I made it through high school without a library-related incident, although I do not have fond memories of the Reader's Guide to Periodical Literature. Several friends of mine worked as library pages, and oh, I envied them! But only the coolest kids got to work in the library and I was never cool enough or in the right place at the right time. So, the summer after graduation I organized my parents' library, marking and cataloging each item. Getting ready to head to college, I didn't how much was about to change. Blissfully unsuspecting, I showed my Dad an ad soliciting people to work in the dorm cafeteria. "You are going to have to get a job, you know," he said. "And it will probably be in food service." He made me fill out the form, but I was not going to let that happen. On my next visit to campus I announced I was going to get a job in the library. That was my moment, as I took control of my destiny.
There were two open jobs for student assistant I - several openings in Circulation, and one opening in Monographic Cataloging (which sounded awesome). When I went to library administration to apply, I was taken by surprise when asked which department I was applying for. I had been planning on Monographic Cataloging, but the words eluded me, and I said, "Circulation." That was a moment of a different kind - there's an alternate reality where I chose monographic services and who knows what would have happened? Instead, I was sucked, unwittingly, perhaps unwillingly, toward public services. My Dad was so impressed when I was hired for shelving on the spot, not realizing that they were just looking for warm bodies. But that was really the beginning of everything, a major moment in my becoming.
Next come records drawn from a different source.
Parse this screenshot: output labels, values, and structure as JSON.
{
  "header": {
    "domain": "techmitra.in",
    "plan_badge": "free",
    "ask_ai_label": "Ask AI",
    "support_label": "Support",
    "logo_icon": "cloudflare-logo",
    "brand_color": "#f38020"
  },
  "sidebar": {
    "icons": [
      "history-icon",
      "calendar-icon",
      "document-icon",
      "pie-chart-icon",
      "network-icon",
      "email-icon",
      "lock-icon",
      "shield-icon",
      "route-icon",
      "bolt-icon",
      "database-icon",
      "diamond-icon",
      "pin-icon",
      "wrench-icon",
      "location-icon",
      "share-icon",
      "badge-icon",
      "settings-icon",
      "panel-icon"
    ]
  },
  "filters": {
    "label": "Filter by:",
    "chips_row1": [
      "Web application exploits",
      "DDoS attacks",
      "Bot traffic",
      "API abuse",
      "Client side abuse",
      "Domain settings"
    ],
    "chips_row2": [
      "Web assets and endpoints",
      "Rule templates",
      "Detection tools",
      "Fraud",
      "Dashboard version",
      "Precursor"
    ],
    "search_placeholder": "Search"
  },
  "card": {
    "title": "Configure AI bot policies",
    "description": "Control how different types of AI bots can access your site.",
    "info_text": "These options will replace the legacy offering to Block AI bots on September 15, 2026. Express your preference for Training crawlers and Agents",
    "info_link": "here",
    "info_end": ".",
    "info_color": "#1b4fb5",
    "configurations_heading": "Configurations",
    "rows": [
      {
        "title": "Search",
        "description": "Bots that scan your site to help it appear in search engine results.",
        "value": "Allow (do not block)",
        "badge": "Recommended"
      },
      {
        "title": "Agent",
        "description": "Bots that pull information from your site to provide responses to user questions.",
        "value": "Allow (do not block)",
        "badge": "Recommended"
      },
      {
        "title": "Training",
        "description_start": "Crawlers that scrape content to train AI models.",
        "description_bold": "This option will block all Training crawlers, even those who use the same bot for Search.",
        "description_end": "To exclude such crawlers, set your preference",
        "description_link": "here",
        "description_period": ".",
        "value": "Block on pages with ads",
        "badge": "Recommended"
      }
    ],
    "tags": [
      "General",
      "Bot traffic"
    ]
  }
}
I spent my first quarter at University as a shelver. I loved getting to shelve in the Deweys (because there was always space on the shelf!) and I loved seeing what kinds of books were being used. My second quarter, reverting to form, I broke my leg. It is hard to shelve books on crutches, so I was given more of a sit-down job, helping out with mailings and stamping checkout cards. Even after I was back on two feet they kept me in Circ. "We're hot to train you for desk," the Circulation supervisor told me. I was terrified - the typical shy bookworm - but somehow they got me checking books out to patrons and even answering the phone. I blossomed, and my service focus was born.
As the months passed, I realized that I looked forward to work far more than school. That was a moment. After getting my BA, I began working for the University as a paraprofessional. Seeing the eagerness of the students coming back each fall, I was inspired to go after my MLIS. I heard tales of better pay and benefits for librarians, plus I was tuition exempt, and maybe that's the moment when I knew I wanted to be a librarian.
Cookies, broken leg, threat of food service, broken leg - those were the moments that brought me into librarianship. I am so grateful it all unfolded as it did. I never intended to be a reference librarian, but that's another story.
What do you want to be doing in 5 years?
I can't imagine how much the world and the profession will change in the next five years. I would like to be an Assistant Director, perhaps, although I also want the chance to become really good at my job. I want to be teaching, doing research, writing, and getting tenure along the way. I want to meet lots of new librarians and get lots of new ideas and maybe get to the next milestone without breaking my leg. I guess I don't have a definite picture of how things might be, but I am going to Make "It" Happen, and "It" is going to be awesome!